|International Classification||H04J3/22, H04J3/16, H04W88/18|
|Cooperative Classification||H04W88/181, H04J3/22, H04J3/1688|
|European Classification||H04W88/18C, H04J3/22, H04J3/16C1|
|Dec 28, 1992||AS||Assignment|
Owner name: MOTOROLA, INC., ILLINOIS
Free format text: ASSIGNMENT OF ASSIGNORS INTEREST.;ASSIGNORS:BACH, MICHAEL J.;BAYER, WILLIAM R.;REEL/FRAME:006379/0275
Effective date: 19921228
|Mar 4, 1999||FPAY||Fee payment|
Year of fee payment: 4
|May 29, 2003||FPAY||Fee payment|

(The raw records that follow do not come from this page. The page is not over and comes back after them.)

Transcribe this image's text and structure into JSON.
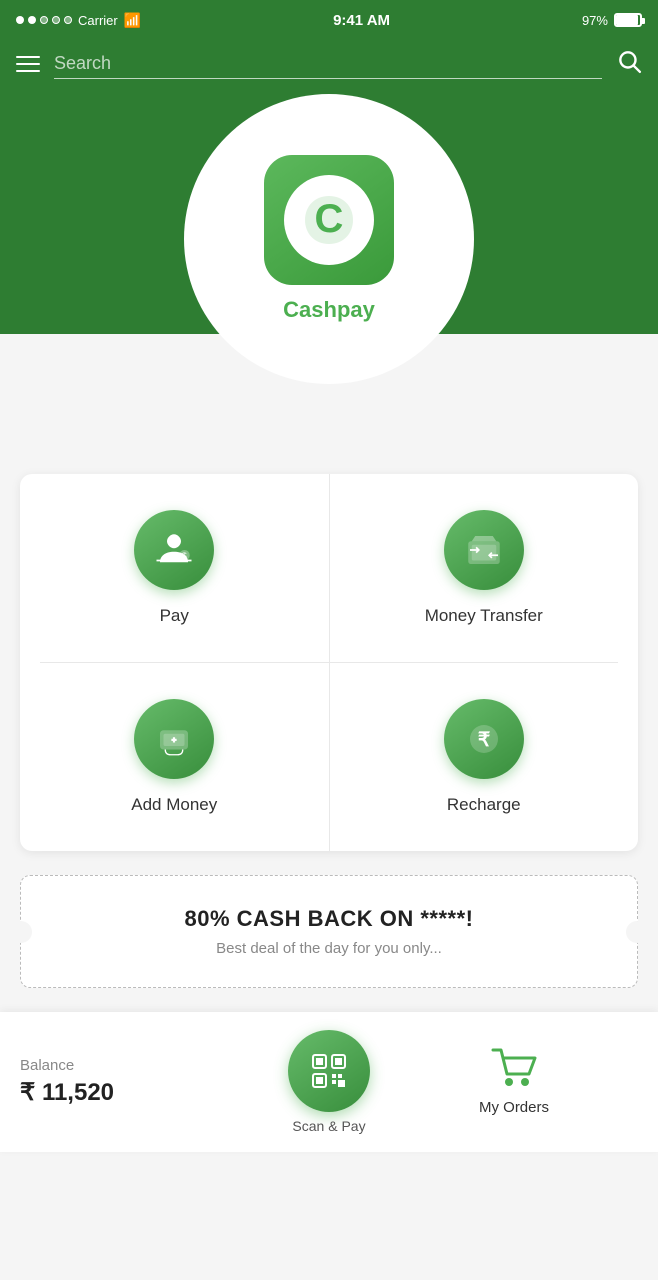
{
  "statusBar": {
    "carrier": "Carrier",
    "time": "9:41 AM",
    "battery": "97%"
  },
  "searchBar": {
    "placeholder": "Search"
  },
  "hero": {
    "brandName": "Cashpay"
  },
  "gridActions": [
    {
      "id": "pay",
      "label": "Pay",
      "icon": "hand-money"
    },
    {
      "id": "money-transfer",
      "label": "Money Transfer",
      "icon": "bank-transfer"
    },
    {
      "id": "add-money",
      "label": "Add Money",
      "icon": "wallet"
    },
    {
      "id": "recharge",
      "label": "Recharge",
      "icon": "rupee"
    }
  ],
  "promoBanner": {
    "title": "80% CASH BACK ON *****!",
    "subtitle": "Best deal of the day for you only..."
  },
  "bottomBar": {
    "balanceLabel": "Balance",
    "balanceAmount": "₹ 11,520",
    "scanLabel": "Scan & Pay",
    "myOrdersLabel": "My Orders"
  }
}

Year of fee payment: 8
|Jun 20, 2007||REMI||Maintenance fee reminder mailed|
|Dec 12, 2007||LAPS||Lapse for failure to pay maintenance fees|
|Jan 29, 2008||FP||Expired due to failure to pay maintenance fee|
Effective date: 20071212